## [DATA FOR THIS TASK]
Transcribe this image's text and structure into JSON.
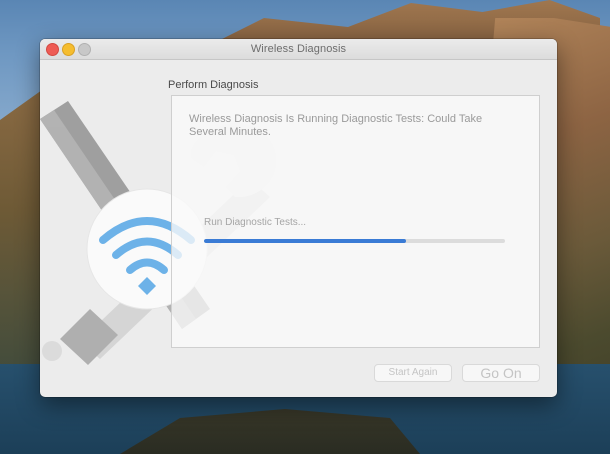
{
  "window": {
    "title": "Wireless Diagnosis",
    "traffic_lights": [
      "close",
      "minimize",
      "maximize"
    ]
  },
  "main": {
    "section_label": "Perform Diagnosis",
    "message": "Wireless Diagnosis Is Running Diagnostic Tests: Could Take Several Minutes.",
    "step_label": "Run Diagnostic Tests...",
    "progress_percent": 67
  },
  "buttons": {
    "start_again": "Start Again",
    "go_on": "Go On"
  },
  "colors": {
    "accent": "#3a7bd5",
    "wifi": "#4aa3e8",
    "close": "#ee5b54",
    "minimize": "#f5bd2f"
  },
  "icons": {
    "illustration": "wifi-wrench-screwdriver-icon"
  }
}
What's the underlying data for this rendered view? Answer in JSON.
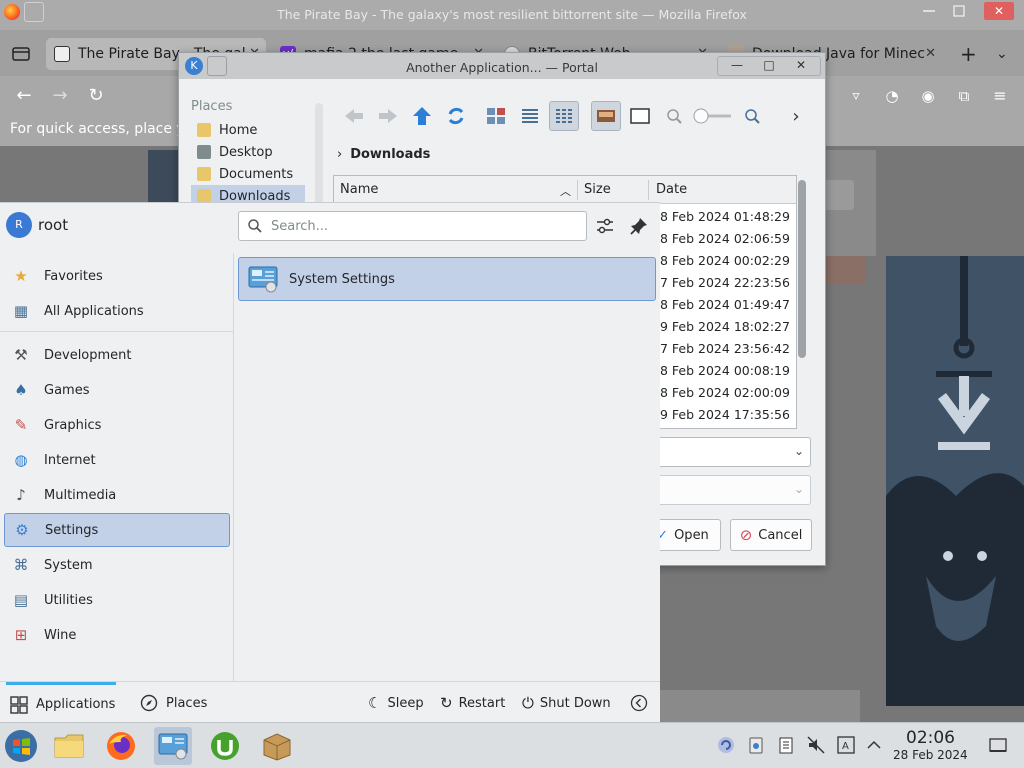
{
  "firefox": {
    "window_title": "The Pirate Bay - The galaxy's most resilient bittorrent site — Mozilla Firefox",
    "tabs": [
      {
        "label": "The Pirate Bay - The gal"
      },
      {
        "label": "mafia 2 the last game - "
      },
      {
        "label": "BitTorrent Web"
      },
      {
        "label": "Download Java for Minec"
      }
    ],
    "bookmarks_hint": "For quick access, place yo"
  },
  "dialog": {
    "title": "Another Application... — Portal",
    "places_header": "Places",
    "places": [
      {
        "label": "Home"
      },
      {
        "label": "Desktop"
      },
      {
        "label": "Documents"
      },
      {
        "label": "Downloads"
      }
    ],
    "breadcrumb": "Downloads",
    "columns": {
      "name": "Name",
      "size": "Size",
      "date": "Date"
    },
    "dates": [
      "8 Feb 2024 01:48:29",
      "8 Feb 2024 02:06:59",
      "8 Feb 2024 00:02:29",
      "7 Feb 2024 22:23:56",
      "8 Feb 2024 01:49:47",
      "9 Feb 2024 18:02:27",
      "7 Feb 2024 23:56:42",
      "8 Feb 2024 00:08:19",
      "8 Feb 2024 02:00:09",
      "9 Feb 2024 17:35:56"
    ],
    "open_label": "Open",
    "cancel_label": "Cancel"
  },
  "launcher": {
    "user": "root",
    "avatar_initial": "R",
    "search_placeholder": "Search...",
    "categories": [
      {
        "label": "Favorites",
        "icon": "favorites-icon"
      },
      {
        "label": "All Applications",
        "icon": "all-apps-icon"
      },
      {
        "label": "Development",
        "icon": "development-icon"
      },
      {
        "label": "Games",
        "icon": "games-icon"
      },
      {
        "label": "Graphics",
        "icon": "graphics-icon"
      },
      {
        "label": "Internet",
        "icon": "internet-icon"
      },
      {
        "label": "Multimedia",
        "icon": "multimedia-icon"
      },
      {
        "label": "Settings",
        "icon": "settings-icon"
      },
      {
        "label": "System",
        "icon": "system-icon"
      },
      {
        "label": "Utilities",
        "icon": "utilities-icon"
      },
      {
        "label": "Wine",
        "icon": "wine-icon"
      }
    ],
    "selected_category": "Settings",
    "result": "System Settings",
    "footer": {
      "applications": "Applications",
      "places": "Places",
      "sleep": "Sleep",
      "restart": "Restart",
      "shutdown": "Shut Down"
    }
  },
  "taskbar": {
    "time": "02:06",
    "date": "28 Feb 2024"
  },
  "colors": {
    "accent": "#3daee9",
    "selection": "#c2d1e8",
    "selection_border": "#6e98d4",
    "panel": "#eff0f1"
  }
}
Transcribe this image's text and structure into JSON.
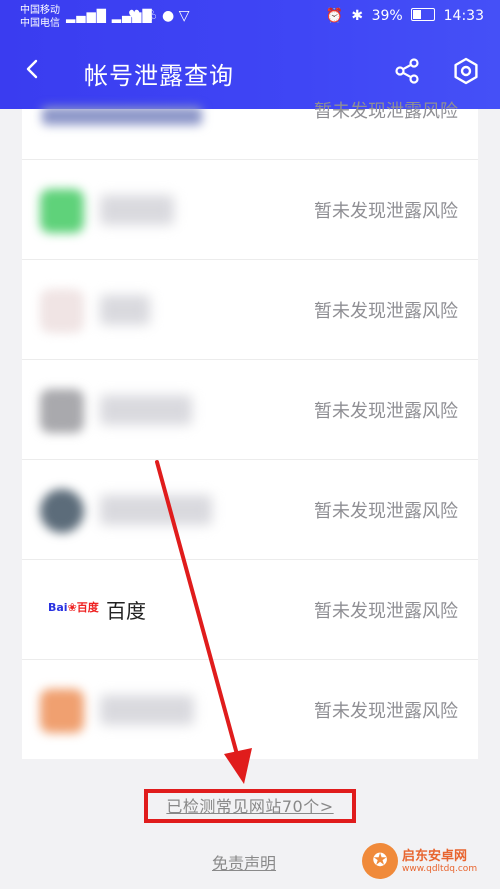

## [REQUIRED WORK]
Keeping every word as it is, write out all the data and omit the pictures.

## [FINAL ANSWER]
Transcribe this image's text and structure into JSON.
{
  "window": {
    "title": "Wireless Diagnosis",
    "traffic_lights": [
      "close",
      "minimize",
      "maximize"
    ]
  },
  "main": {
    "section_label": "Perform Diagnosis",
    "message": "Wireless Diagnosis Is Running Diagnostic Tests: Could Take Several Minutes.",
    "step_label": "Run Diagnostic Tests...",
    "progress_percent": 67
  },
  "buttons": {
    "start_again": "Start Again",
    "go_on": "Go On"
  },
  "colors": {
    "accent": "#3a7bd5",
    "wifi": "#4aa3e8",
    "close": "#ee5b54",
    "minimize": "#f5bd2f"
  },
  "icons": {
    "illustration": "wifi-wrench-screwdriver-icon"
  }
}
What's the underlying data for this rendered view? Answer in JSON.
{
  "firefox": {
    "window_title": "The Pirate Bay - The galaxy's most resilient bittorrent site — Mozilla Firefox",
    "tabs": [
      {
        "label": "The Pirate Bay - The gal"
      },
      {
        "label": "mafia 2 the last game - "
      },
      {
        "label": "BitTorrent Web"
      },
      {
        "label": "Download Java for Minec"
      }
    ],
    "bookmarks_hint": "For quick access, place yo"
  },
  "dialog": {
    "title": "Another Application... — Portal",
    "places_header": "Places",
    "places": [
      {
        "label": "Home"
      },
      {
        "label": "Desktop"
      },
      {
        "label": "Documents"
      },
      {
        "label": "Downloads"
      }
    ],
    "breadcrumb": "Downloads",
    "columns": {
      "name": "Name",
      "size": "Size",
      "date": "Date"
    },
    "dates": [
      "8 Feb 2024 01:48:29",
      "8 Feb 2024 02:06:59",
      "8 Feb 2024 00:02:29",
      "7 Feb 2024 22:23:56",
      "8 Feb 2024 01:49:47",
      "9 Feb 2024 18:02:27",
      "7 Feb 2024 23:56:42",
      "8 Feb 2024 00:08:19",
      "8 Feb 2024 02:00:09",
      "9 Feb 2024 17:35:56"
    ],
    "open_label": "Open",
    "cancel_label": "Cancel"
  },
  "launcher": {
    "user": "root",
    "avatar_initial": "R",
    "search_placeholder": "Search...",
    "categories": [
      {
        "label": "Favorites",
        "icon": "favorites-icon"
      },
      {
        "label": "All Applications",
        "icon": "all-apps-icon"
      },
      {
        "label": "Development",
        "icon": "development-icon"
      },
      {
        "label": "Games",
        "icon": "games-icon"
      },
      {
        "label": "Graphics",
        "icon": "graphics-icon"
      },
      {
        "label": "Internet",
        "icon": "internet-icon"
      },
      {
        "label": "Multimedia",
        "icon": "multimedia-icon"
      },
      {
        "label": "Settings",
        "icon": "settings-icon"
      },
      {
        "label": "System",
        "icon": "system-icon"
      },
      {
        "label": "Utilities",
        "icon": "utilities-icon"
      },
      {
        "label": "Wine",
        "icon": "wine-icon"
      }
    ],
    "selected_category": "Settings",
    "result": "System Settings",
    "footer": {
      "applications": "Applications",
      "places": "Places",
      "sleep": "Sleep",
      "restart": "Restart",
      "shutdown": "Shut Down"
    }
  },
  "taskbar": {
    "time": "02:06",
    "date": "28 Feb 2024"
  },
  "colors": {
    "accent": "#3daee9",
    "selection": "#c2d1e8",
    "selection_border": "#6e98d4",
    "panel": "#eff0f1"
  }
}
Transcribe this image's text and structure into JSON.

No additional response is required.